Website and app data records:

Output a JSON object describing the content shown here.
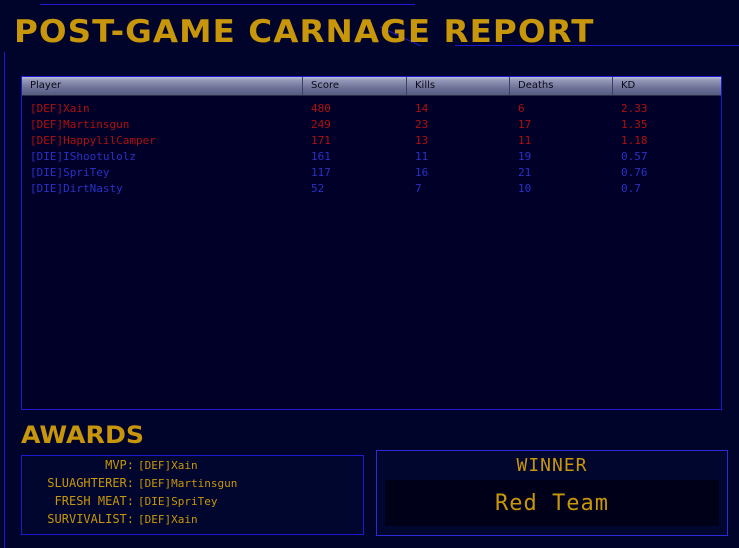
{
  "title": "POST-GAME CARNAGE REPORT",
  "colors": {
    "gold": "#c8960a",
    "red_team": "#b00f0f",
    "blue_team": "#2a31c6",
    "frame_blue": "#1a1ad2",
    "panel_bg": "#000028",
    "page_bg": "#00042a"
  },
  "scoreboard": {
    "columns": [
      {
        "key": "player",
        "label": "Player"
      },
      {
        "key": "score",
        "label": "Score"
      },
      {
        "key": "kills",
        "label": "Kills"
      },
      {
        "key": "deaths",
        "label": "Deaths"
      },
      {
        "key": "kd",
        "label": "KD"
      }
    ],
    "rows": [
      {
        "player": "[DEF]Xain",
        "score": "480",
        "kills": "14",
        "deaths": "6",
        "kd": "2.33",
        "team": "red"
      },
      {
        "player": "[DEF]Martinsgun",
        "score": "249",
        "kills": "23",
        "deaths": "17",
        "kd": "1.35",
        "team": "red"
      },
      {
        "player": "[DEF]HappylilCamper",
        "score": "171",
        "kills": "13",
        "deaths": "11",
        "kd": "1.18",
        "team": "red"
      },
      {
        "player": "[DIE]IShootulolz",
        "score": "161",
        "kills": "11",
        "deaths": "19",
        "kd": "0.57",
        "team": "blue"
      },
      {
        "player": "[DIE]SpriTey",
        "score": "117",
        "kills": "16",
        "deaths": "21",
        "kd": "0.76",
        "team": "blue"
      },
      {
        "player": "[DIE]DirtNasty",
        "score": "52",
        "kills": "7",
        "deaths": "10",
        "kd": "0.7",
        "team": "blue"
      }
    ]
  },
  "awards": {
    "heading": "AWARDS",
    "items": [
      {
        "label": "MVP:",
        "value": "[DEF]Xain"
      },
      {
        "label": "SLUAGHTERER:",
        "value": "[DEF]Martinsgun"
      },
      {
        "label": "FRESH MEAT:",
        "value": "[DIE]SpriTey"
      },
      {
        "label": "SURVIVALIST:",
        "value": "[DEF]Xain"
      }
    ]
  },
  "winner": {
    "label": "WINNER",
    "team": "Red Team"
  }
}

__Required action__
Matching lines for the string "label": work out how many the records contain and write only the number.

__Exercise response__
10